Put people into a room like that with the crowd around them and it will look like Top Gear, yes. BBC Worldwide are involved and my god, they love a bit of Top Gear about anything. But there’s nothing more universal than cars, internationally. You can’t just put anything into a warehouse and magically make it get 6 million viewers. Am I the Jeremy Clarkson of the show? I’m not embracing that comparison. I think the show makes me an amalgam of the best parts of all three of them. That’s a weird chimera you can build yourself in your own head.
Science Club is six hours of primetime TV. Should religion or astrology get the same coverage, for balance?
They probably do, don’t they? A lot of people whine about religion being attacked. You’re doing fine! You’re still the predominant orthodoxy. It’s like white people alleging racism against themselves. You’re doing OK. I don’t think you’re the real victims here. And of course the BBC doesn’t have an obligation to consider astrology. It’s medieval soothsaying. They’ve had a good innings. There’s more gravitational effect from the midwife on your child when it’s born than there is from Jupiter. It’s absolute nonsense.
You’re not fervently anti-religion, though?
No. Richard Dawkins is very passionate about this: I agree with him but I don’t fight people about it. I’m in the Dave Allen school. I don’t go for it myself, but may your God go with you.
You’re an Arsenal fan. Has their current form shaken your faith in Arsene Wenger’s rational, scientific approach, or in science itself?
It’s shaken my faith more in Arsenal than science. Science will remain even after [dodgy Arsenal left-back] Andre Santos has gone. The great mathematical anomaly is that we have the best defensive record in the league. But we can’t score. If you subtract 27 goals from the team by selling Robin van Persie, it doesn’t add up…

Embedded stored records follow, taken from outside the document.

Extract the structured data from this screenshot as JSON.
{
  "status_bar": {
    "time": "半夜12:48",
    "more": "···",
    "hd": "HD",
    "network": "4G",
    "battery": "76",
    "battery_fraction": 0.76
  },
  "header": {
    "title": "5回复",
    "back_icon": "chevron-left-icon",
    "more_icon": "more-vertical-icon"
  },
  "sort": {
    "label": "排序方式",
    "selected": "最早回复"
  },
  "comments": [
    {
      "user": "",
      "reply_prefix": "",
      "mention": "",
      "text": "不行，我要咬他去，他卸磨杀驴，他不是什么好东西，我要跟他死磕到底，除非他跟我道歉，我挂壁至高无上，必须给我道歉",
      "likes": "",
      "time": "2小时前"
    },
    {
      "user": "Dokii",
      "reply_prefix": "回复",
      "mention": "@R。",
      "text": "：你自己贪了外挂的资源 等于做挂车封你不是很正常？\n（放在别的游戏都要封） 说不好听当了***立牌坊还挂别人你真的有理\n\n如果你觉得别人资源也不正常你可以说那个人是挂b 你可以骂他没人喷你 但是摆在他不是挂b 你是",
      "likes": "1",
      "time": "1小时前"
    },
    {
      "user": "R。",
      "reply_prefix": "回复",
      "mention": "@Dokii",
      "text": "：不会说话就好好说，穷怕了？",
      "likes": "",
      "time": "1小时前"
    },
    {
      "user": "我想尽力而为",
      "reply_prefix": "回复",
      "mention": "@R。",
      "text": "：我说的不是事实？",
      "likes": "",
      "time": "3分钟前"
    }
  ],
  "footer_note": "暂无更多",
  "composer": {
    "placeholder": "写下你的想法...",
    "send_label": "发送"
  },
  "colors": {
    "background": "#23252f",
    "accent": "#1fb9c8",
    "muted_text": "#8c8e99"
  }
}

Dara O Briain’s Science Club continues tonight at 9:00pm on BBC2